## About this task:
Return the entries in full, exactly as they were written.

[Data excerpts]
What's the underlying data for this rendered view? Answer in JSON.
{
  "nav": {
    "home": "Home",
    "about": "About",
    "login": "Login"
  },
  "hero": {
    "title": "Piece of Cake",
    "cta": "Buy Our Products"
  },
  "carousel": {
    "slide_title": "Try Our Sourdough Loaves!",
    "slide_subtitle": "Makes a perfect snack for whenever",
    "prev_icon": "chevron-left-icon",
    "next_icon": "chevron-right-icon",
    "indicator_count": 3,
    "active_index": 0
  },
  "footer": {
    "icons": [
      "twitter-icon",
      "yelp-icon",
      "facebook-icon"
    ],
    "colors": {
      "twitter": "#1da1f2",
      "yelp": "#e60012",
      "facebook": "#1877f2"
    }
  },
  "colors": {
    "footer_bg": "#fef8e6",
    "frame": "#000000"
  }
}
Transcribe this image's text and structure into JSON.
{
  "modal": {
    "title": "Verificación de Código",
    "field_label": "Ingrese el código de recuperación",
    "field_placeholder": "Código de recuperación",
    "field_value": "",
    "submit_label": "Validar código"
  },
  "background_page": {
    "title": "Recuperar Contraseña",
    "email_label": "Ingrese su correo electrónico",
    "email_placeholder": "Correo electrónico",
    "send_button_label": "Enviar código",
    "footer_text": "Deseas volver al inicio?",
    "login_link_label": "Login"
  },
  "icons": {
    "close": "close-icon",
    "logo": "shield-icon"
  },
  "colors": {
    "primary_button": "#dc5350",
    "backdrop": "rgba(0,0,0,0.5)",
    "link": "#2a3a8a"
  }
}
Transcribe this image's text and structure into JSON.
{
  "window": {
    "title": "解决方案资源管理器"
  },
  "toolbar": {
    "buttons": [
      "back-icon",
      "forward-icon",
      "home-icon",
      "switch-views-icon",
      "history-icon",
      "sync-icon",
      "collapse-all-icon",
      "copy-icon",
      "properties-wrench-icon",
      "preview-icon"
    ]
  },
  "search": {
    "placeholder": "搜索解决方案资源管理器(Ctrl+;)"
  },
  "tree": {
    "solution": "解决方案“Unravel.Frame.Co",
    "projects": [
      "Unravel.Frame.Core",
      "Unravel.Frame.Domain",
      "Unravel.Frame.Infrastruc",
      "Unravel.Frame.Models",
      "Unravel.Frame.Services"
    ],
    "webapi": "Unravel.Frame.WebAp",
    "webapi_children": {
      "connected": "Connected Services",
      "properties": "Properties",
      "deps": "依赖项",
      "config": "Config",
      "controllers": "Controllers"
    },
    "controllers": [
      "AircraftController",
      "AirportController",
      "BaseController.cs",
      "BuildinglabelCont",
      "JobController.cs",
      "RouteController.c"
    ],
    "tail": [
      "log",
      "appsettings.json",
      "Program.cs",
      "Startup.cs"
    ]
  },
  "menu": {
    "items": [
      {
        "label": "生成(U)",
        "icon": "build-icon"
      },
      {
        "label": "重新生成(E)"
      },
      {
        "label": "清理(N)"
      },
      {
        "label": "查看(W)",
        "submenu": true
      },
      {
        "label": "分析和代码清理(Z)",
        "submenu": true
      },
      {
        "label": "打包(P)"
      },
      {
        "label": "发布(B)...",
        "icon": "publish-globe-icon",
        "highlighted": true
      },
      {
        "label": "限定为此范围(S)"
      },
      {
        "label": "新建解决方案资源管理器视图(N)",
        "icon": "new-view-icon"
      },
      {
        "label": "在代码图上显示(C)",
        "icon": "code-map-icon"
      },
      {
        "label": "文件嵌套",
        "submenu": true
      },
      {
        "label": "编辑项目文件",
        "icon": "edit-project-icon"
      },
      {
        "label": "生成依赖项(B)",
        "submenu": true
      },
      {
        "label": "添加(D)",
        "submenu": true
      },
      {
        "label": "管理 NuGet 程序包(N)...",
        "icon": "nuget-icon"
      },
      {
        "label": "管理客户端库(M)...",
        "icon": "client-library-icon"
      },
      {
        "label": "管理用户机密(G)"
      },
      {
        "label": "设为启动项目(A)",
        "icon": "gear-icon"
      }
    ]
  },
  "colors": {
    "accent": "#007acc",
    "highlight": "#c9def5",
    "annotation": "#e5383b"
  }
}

## Solution to this exercise:
What's the underlying data for this rendered view? Answer in JSON.
{
  "nav": {
    "home": "Home",
    "about": "About",
    "login": "Login"
  },
  "hero": {
    "title": "Piece of Cake",
    "cta": "Buy Our Products"
  },
  "carousel": {
    "slide_title": "Try Our Sourdough Loaves!",
    "slide_subtitle": "Makes a perfect snack for whenever",
    "prev_icon": "chevron-left-icon",
    "next_icon": "chevron-right-icon",
    "indicator_count": 3,
    "active_index": 0
  },
  "footer": {
    "icons": [
      "twitter-icon",
      "yelp-icon",
      "facebook-icon"
    ],
    "colors": {
      "twitter": "#1da1f2",
      "yelp": "#e60012",
      "facebook": "#1877f2"
    }
  },
  "colors": {
    "footer_bg": "#fef8e6",
    "frame": "#000000"
  }
}
Transcribe this image's text and structure into JSON.
{
  "modal": {
    "title": "Verificación de Código",
    "field_label": "Ingrese el código de recuperación",
    "field_placeholder": "Código de recuperación",
    "field_value": "",
    "submit_label": "Validar código"
  },
  "background_page": {
    "title": "Recuperar Contraseña",
    "email_label": "Ingrese su correo electrónico",
    "email_placeholder": "Correo electrónico",
    "send_button_label": "Enviar código",
    "footer_text": "Deseas volver al inicio?",
    "login_link_label": "Login"
  },
  "icons": {
    "close": "close-icon",
    "logo": "shield-icon"
  },
  "colors": {
    "primary_button": "#dc5350",
    "backdrop": "rgba(0,0,0,0.5)",
    "link": "#2a3a8a"
  }
}
Transcribe this image's text and structure into JSON.
{
  "window": {
    "title": "解决方案资源管理器"
  },
  "toolbar": {
    "buttons": [
      "back-icon",
      "forward-icon",
      "home-icon",
      "switch-views-icon",
      "history-icon",
      "sync-icon",
      "collapse-all-icon",
      "copy-icon",
      "properties-wrench-icon",
      "preview-icon"
    ]
  },
  "search": {
    "placeholder": "搜索解决方案资源管理器(Ctrl+;)"
  },
  "tree": {
    "solution": "解决方案“Unravel.Frame.Co",
    "projects": [
      "Unravel.Frame.Core",
      "Unravel.Frame.Domain",
      "Unravel.Frame.Infrastruc",
      "Unravel.Frame.Models",
      "Unravel.Frame.Services"
    ],
    "webapi": "Unravel.Frame.WebAp",
    "webapi_children": {
      "connected": "Connected Services",
      "properties": "Properties",
      "deps": "依赖项",
      "config": "Config",
      "controllers": "Controllers"
    },
    "controllers": [
      "AircraftController",
      "AirportController",
      "BaseController.cs",
      "BuildinglabelCont",
      "JobController.cs",
      "RouteController.c"
    ],
    "tail": [
      "log",
      "appsettings.json",
      "Program.cs",
      "Startup.cs"
    ]
  },
  "menu": {
    "items": [
      {
        "label": "生成(U)",
        "icon": "build-icon"
      },
      {
        "label": "重新生成(E)"
      },
      {
        "label": "清理(N)"
      },
      {
        "label": "查看(W)",
        "submenu": true
      },
      {
        "label": "分析和代码清理(Z)",
        "submenu": true
      },
      {
        "label": "打包(P)"
      },
      {
        "label": "发布(B)...",
        "icon": "publish-globe-icon",
        "highlighted": true
      },
      {
        "label": "限定为此范围(S)"
      },
      {
        "label": "新建解决方案资源管理器视图(N)",
        "icon": "new-view-icon"
      },
      {
        "label": "在代码图上显示(C)",
        "icon": "code-map-icon"
      },
      {
        "label": "文件嵌套",
        "submenu": true
      },
      {
        "label": "编辑项目文件",
        "icon": "edit-project-icon"
      },
      {
        "label": "生成依赖项(B)",
        "submenu": true
      },
      {
        "label": "添加(D)",
        "submenu": true
      },
      {
        "label": "管理 NuGet 程序包(N)...",
        "icon": "nuget-icon"
      },
      {
        "label": "管理客户端库(M)...",
        "icon": "client-library-icon"
      },
      {
        "label": "管理用户机密(G)"
      },
      {
        "label": "设为启动项目(A)",
        "icon": "gear-icon"
      }
    ]
  },
  "colors": {
    "accent": "#007acc",
    "highlight": "#c9def5",
    "annotation": "#e5383b"
  }
}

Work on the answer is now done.